> _Your instructions_:
Among the lines below, keep only those from the one containing "Enumerate this screenshot's content" through the one containing "Enumerate this screenshot's text", and reproduce them exactly.

┌──

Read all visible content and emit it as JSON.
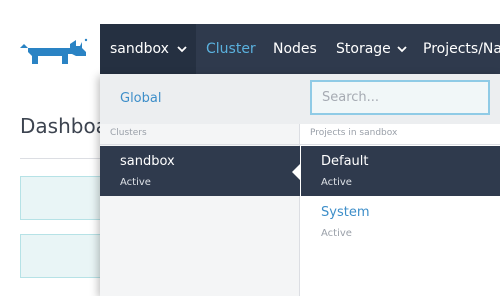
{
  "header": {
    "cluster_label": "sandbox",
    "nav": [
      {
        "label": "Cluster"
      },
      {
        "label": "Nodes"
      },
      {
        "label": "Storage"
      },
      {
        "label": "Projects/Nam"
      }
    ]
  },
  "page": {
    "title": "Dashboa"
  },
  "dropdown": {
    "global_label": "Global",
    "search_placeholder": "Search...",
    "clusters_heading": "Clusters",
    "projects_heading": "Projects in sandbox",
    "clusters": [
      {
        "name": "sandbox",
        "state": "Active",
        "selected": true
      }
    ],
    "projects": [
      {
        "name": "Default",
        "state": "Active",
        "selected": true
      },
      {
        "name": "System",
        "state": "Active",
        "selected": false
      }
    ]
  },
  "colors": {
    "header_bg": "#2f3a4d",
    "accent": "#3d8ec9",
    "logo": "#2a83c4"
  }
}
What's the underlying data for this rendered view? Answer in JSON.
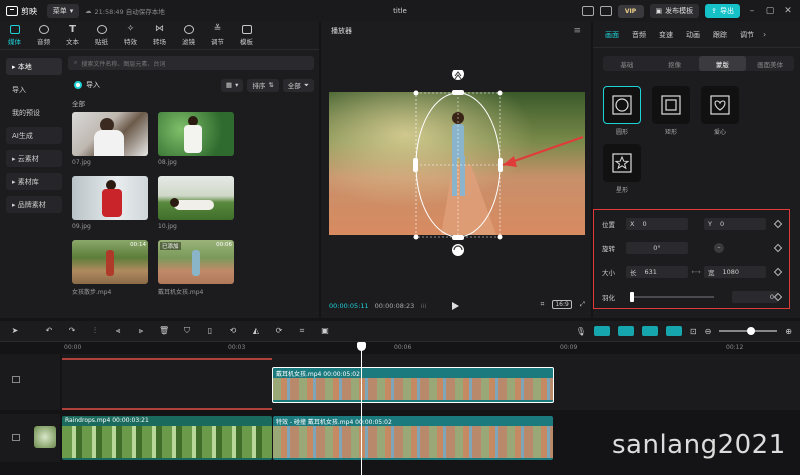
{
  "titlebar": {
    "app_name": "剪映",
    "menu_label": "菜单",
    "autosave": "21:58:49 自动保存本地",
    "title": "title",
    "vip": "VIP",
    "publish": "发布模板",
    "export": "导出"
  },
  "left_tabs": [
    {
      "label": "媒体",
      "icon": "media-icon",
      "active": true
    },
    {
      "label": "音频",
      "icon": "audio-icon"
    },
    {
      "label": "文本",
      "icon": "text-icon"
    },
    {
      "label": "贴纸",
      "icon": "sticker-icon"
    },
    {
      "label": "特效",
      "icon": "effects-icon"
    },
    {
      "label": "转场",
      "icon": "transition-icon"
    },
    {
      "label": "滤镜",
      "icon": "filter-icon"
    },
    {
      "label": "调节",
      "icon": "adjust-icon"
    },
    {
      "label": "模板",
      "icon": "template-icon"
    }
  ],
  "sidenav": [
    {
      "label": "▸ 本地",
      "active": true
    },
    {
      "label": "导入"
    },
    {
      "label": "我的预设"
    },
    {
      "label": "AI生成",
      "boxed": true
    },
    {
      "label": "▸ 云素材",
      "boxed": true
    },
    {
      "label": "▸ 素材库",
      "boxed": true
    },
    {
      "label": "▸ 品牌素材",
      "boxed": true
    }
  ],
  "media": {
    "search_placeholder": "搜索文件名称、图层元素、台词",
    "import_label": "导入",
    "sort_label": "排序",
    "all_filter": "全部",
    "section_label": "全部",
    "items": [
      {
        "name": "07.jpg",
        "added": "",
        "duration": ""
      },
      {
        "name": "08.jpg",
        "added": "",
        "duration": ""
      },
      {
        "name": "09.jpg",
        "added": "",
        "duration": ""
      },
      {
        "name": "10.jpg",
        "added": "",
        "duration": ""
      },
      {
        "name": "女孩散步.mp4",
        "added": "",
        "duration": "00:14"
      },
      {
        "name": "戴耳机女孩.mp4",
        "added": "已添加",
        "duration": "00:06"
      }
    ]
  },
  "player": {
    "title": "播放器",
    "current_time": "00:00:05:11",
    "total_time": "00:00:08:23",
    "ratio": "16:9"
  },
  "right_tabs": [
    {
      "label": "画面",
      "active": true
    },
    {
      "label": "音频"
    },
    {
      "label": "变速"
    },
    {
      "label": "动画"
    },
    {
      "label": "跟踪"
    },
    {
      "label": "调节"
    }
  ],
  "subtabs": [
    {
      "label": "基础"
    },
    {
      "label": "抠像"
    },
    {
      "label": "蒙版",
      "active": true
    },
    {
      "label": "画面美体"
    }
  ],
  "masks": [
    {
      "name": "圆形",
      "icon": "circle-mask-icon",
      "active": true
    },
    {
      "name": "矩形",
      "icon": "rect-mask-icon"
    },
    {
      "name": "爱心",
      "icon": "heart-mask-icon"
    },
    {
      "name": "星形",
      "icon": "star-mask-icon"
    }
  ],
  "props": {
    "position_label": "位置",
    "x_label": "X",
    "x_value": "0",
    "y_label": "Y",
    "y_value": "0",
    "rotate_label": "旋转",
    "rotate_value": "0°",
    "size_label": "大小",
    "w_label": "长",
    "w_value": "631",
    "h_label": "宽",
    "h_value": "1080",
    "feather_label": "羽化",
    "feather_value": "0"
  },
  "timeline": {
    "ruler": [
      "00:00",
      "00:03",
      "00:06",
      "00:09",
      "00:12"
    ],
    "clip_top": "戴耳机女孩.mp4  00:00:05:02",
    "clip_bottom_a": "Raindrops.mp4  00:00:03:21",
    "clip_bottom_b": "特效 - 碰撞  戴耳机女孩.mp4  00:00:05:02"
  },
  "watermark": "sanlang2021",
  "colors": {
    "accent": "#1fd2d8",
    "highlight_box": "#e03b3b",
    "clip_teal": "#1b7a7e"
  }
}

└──
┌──

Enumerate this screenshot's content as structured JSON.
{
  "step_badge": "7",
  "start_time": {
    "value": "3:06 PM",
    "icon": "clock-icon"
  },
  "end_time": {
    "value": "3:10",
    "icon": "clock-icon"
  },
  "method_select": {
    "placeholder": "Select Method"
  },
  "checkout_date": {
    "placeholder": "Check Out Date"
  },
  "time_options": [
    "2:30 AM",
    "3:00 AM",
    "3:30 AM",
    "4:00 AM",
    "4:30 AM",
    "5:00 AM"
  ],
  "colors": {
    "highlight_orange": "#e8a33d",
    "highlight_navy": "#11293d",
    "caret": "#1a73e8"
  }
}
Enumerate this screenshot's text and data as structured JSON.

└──

> _Solution_:
Enumerate this screenshot's content as structured JSON.
{
  "step_badge": "7",
  "start_time": {
    "value": "3:06 PM",
    "icon": "clock-icon"
  },
  "end_time": {
    "value": "3:10",
    "icon": "clock-icon"
  },
  "method_select": {
    "placeholder": "Select Method"
  },
  "checkout_date": {
    "placeholder": "Check Out Date"
  },
  "time_options": [
    "2:30 AM",
    "3:00 AM",
    "3:30 AM",
    "4:00 AM",
    "4:30 AM",
    "5:00 AM"
  ],
  "colors": {
    "highlight_orange": "#e8a33d",
    "highlight_navy": "#11293d",
    "caret": "#1a73e8"
  }
}
Enumerate this screenshot's text and data as structured JSON.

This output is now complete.